A heartbreaking dual-narrative story set in WWII Shanghai and modern-day Australia about survival, family, and love.

DESCRIPTION:

Kirsty Manning makes her US debut with this gripping historical novel that tells the little-known story of Jewish refugees who fled to Shanghai during WWII.


1939:
Two young girls meet in Shanghai, also known as the “Paris of the East”. Beautiful local Li and Jewish refugee Romy form a fierce friendship, but the deepening shadows of World War II fall over the women as they slip between the city’s glamorous French Concession district and the teeming streets of the Shanghai Ghetto. Yet soon the realities of war prove to be too much for these close friends as they are torn apart.


2016:
Fleeing London with a broken heart, Alexandra returns to Australia to be with her grandparents, Romy and Wilhelm. Her grandfather is dying, and over the coming weeks Romy and Wilhelm begin to reveal the family mysteries they have kept secret for more than half a century. As fragments of her mother’s history finally become clear, Alexandra struggles with what she learns while more is also revealed about her grandmother’s own past in Shanghai.

After Wilhelm dies, Alexandra flies to Shanghai, determined to trace her grandparents’ past. Peeling back the layers of their hidden lives, she is forced to question what she knows about her family—and herself. 

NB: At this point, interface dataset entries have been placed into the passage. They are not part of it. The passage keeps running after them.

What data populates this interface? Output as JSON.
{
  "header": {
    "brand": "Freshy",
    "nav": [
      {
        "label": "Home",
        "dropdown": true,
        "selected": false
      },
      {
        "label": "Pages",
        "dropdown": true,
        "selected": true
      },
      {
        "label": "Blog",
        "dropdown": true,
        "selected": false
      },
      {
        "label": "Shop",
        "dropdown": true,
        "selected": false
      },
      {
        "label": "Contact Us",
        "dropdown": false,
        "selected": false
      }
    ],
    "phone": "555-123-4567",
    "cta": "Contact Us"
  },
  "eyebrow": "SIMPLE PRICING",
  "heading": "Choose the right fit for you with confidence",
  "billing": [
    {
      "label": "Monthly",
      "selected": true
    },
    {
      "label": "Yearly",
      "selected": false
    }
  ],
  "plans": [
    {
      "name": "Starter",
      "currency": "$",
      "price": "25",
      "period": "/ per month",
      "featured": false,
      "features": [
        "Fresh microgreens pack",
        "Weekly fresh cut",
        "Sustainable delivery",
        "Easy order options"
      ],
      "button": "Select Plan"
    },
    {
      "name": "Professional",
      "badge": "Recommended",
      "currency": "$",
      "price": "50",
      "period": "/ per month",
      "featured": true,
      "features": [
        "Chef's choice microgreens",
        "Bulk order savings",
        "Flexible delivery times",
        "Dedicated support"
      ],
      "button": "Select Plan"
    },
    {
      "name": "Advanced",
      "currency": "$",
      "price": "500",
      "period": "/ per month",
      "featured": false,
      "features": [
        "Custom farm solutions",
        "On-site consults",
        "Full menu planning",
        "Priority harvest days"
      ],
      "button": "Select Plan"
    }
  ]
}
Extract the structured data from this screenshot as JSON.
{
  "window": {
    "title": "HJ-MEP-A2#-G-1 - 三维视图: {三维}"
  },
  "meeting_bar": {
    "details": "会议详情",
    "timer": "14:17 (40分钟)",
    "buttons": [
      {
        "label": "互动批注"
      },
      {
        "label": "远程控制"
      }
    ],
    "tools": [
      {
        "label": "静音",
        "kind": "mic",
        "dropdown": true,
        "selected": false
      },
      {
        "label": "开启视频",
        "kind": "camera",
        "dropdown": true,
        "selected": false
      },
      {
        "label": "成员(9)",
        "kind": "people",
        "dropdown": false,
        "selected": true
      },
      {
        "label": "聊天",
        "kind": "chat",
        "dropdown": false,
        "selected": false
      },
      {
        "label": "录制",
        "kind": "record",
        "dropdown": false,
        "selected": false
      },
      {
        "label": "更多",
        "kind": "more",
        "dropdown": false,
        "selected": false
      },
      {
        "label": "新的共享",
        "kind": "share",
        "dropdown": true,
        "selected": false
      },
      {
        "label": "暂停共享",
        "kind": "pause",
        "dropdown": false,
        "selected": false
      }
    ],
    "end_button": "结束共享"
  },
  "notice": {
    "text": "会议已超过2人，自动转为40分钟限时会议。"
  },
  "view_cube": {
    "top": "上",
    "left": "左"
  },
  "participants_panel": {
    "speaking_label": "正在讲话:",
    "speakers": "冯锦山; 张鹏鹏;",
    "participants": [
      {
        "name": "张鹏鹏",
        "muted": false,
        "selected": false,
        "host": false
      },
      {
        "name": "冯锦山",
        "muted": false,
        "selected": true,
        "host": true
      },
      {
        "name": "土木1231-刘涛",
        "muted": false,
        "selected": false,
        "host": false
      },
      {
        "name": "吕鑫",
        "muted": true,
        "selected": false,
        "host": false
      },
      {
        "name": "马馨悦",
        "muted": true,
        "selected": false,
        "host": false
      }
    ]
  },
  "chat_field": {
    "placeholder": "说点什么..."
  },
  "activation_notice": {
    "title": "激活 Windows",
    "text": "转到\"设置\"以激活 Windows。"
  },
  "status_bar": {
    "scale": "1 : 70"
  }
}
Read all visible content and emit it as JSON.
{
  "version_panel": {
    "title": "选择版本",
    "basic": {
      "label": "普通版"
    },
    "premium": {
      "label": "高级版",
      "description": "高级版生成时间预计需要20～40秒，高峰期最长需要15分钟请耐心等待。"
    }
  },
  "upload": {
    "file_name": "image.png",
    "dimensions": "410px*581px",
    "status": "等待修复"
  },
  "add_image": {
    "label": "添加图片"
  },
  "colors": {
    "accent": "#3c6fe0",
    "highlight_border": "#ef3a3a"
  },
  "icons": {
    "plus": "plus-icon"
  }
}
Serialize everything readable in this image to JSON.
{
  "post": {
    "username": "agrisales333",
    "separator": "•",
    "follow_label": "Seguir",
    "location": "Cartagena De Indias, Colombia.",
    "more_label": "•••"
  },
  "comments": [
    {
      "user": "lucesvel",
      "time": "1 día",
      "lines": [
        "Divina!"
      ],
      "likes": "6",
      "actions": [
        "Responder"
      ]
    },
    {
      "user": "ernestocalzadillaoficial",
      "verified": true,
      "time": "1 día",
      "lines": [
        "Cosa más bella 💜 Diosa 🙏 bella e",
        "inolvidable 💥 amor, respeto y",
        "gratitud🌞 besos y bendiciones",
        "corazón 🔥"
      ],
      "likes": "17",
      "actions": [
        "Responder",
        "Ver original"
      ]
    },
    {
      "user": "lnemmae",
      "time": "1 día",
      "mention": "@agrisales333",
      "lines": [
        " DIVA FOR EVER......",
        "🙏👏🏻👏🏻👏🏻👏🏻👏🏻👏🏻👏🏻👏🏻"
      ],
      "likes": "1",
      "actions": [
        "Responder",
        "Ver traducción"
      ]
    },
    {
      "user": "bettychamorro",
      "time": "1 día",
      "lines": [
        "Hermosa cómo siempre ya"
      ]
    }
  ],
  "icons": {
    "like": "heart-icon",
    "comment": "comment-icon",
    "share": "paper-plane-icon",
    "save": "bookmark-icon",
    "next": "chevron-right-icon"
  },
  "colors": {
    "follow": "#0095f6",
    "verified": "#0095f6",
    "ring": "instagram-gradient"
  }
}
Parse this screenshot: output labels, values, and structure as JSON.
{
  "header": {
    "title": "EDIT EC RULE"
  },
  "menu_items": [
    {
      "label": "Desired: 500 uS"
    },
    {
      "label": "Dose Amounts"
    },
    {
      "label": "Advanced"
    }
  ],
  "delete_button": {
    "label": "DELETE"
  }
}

The Song of the Jade Lily
is a lush, provocative, and beautiful story of friendship, motherhood, the price of love, and the power of hardship and courage that can shape us all.

     – Goodreads


Genre(s):
Historical Fiction

Publisher: William Morrow

Expected Publication Date: May.14.2019

*Thank you William Morrow for providing an ARC through a Goodreads Giveaway in exchange for a review. All opinions expressed are my own and based solely on the book*

REVIEW:

I absolutely loved this book. Books that teach me something new, stick with me for quite a long time. And this one, taught me a lot. 

So what exactly did this book teach me? History! The focus of this book is on Jewish refugees in Shanghai. Those who escaped Hitler’s regime during WWII. It’s incredibly eye-opening. An aspect of the war I had never considered was revealed to me.

The story itself is told through two timelines. There is the WWII narrative where we see one young girl (Romy) and her family scraping a life together in Shanghai after experiencing such horror in Europe. Then there is the modern-day narrative (set in 2016), where we learn what happened to the young girl and her family. 

It’s a tearjerker, this book. It’s one bad thing after another. But there are instances of love and so much strength and resilience. Which is what made me fall for this book. That through it all, people were still fighting, and resisting. Empowering. 

RATING: 4.5/5 stars

RECOMMEND: YES!! Most definitely! It’s not your typical WWII novel, in that it doesn’t focus on the European theater.